Golf is more than just a sport, says Dikileyo

Richard Dikileyo (back left) with some of the girls in the SAGDB programme

Golf development coach Richard Dikileyo believes there is more to golf than pristinely manicured courses, precision equipment and a stellar technique.

"Golf is a vehicle for teaching life skills," says Dikileyo from East London. "Learning golf teaches children the values of integrity, honesty, leadership and better self-esteem. Golf also gives them an understanding of the challenges that come with the sport and life."

Dikileyo believes teaching children strong values should start at home, but often parents are not equipped as role models and here the SAGDB has a big role to play.

"The challenges you face on the golf course are reflected in the real difficulties of life. When you have a water hazard on the course, how do you deal with it? Do you just plod ahead or do you think about the consequences of your actions? Golf gives you the tools to cope with everyday life. It teaches children to evaluate and plan."

A former caddie-turned-coach with more than 20 years experience in the industry, Dikileyo joined the SAGDB programme in 2003. Alongside with fellow coaches Ben Jonas and Bongani Yaba, he has spent the last eight years honing the lives of hundreds of learners under the direction of head coach and former professional Michelle de Vries.

"Richard was already involved in coaching when I first met him," explains De Vries. "I found him coaching eight children from Duncan Villiage at Alexandra Golf Club while he was still a caddie. He said he wanted to keep the kids off the streets and I was immediately impressed with his dedication."

"In all the years he has been with us in the programme, he has lost none of his dedication and passion."

Dilikeyo currently coaches 43 learners from Makinana Primary School and the impoverished township of Duncan Village.

"I became involved with the programme because the SAGDB's values are the same as my own," says the 36-year-old. "We're trying to give kids a solid foundation in any venture they undertake. We know that not every child in the programme will become the next Ernie Els or Retief Goosen, but all of them will learn the values that golf teaches. We are committed to impacting the lives of young people in a positive way."

Lwazi Gqira, one of Dillikeyo's first pupils, represented South Africa at the Toya Polish Junior Championship in June. The 18-year-old from Duncan Village says when he first took up golf, he didn't much care for it, but through Dikileyo his passion grew.

And, says Gqira, his coach taught him much more than how to swing a club or sink a putt.

"Coach taught us that we should not smoke, abuse alcohol or use drugs," says Gqira. "He taught us that, through golf, we can rise above our circumstances."

Eastern Cape regional manager Millie Zim describes Dilikeyo is a dream coach.

"Not only is he very passionate about his job, but he is an excellent role model and very dedicated," she says. "You only have to look at his own sons, who are both in our Elite Programme, to see the kind of person he is. Richard doesn't just teach our learners the basics of golf.
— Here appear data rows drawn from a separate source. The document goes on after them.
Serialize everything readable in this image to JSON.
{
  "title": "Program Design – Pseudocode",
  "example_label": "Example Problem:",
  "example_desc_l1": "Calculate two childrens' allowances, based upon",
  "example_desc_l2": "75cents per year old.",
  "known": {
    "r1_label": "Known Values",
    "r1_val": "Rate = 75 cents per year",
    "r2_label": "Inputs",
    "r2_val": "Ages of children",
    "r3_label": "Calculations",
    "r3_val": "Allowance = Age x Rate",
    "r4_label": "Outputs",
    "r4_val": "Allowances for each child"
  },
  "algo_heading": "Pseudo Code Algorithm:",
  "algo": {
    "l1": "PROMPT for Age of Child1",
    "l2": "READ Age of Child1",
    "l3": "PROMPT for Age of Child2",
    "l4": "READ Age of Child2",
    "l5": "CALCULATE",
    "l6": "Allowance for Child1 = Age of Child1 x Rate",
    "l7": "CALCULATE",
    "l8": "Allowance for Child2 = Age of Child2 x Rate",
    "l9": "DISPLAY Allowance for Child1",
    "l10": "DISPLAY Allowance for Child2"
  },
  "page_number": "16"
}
He cares about every child in the programme and passes on important life skills to the learners. He has touched and changed many lives in his years with us."
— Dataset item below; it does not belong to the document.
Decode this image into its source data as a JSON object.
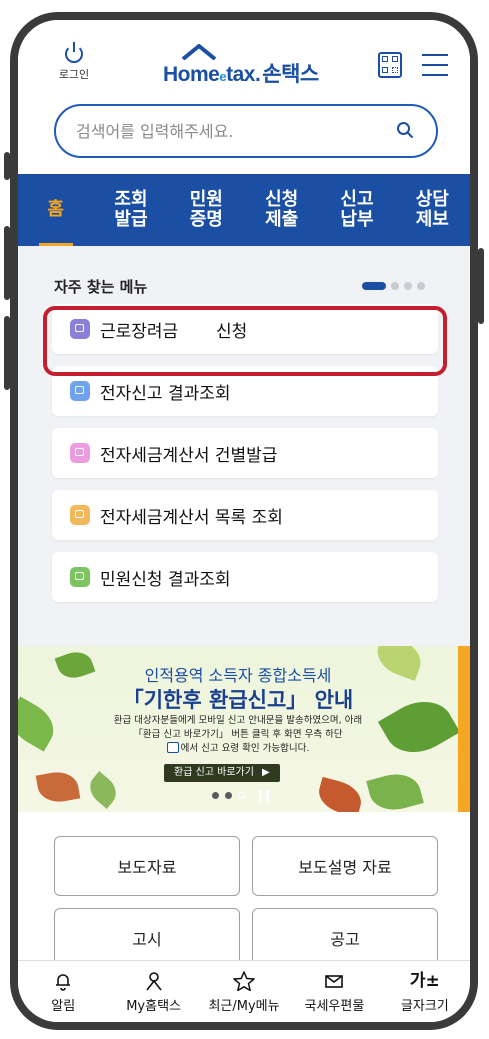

To Dilikeyo's sons, five handicap Lusanda and Lisolethu, a 14 handicapper, their father is their hero.

"Dad taught us everything we know about golf, but he also puts a lot of emphasis on course management and etiquette," says Lusanda. "He always tells us to think on the course, not to just hit the ball and go."

In the not so far future Dilikeyo will face his next challenge.

"Akanani is just two years old, but she is already showing signs of following in her brothers' footsteps," he says. "We have a hard time already to convince her to stay at home when we leave for practice. It won't be long before she will insist on her own pair of clubs."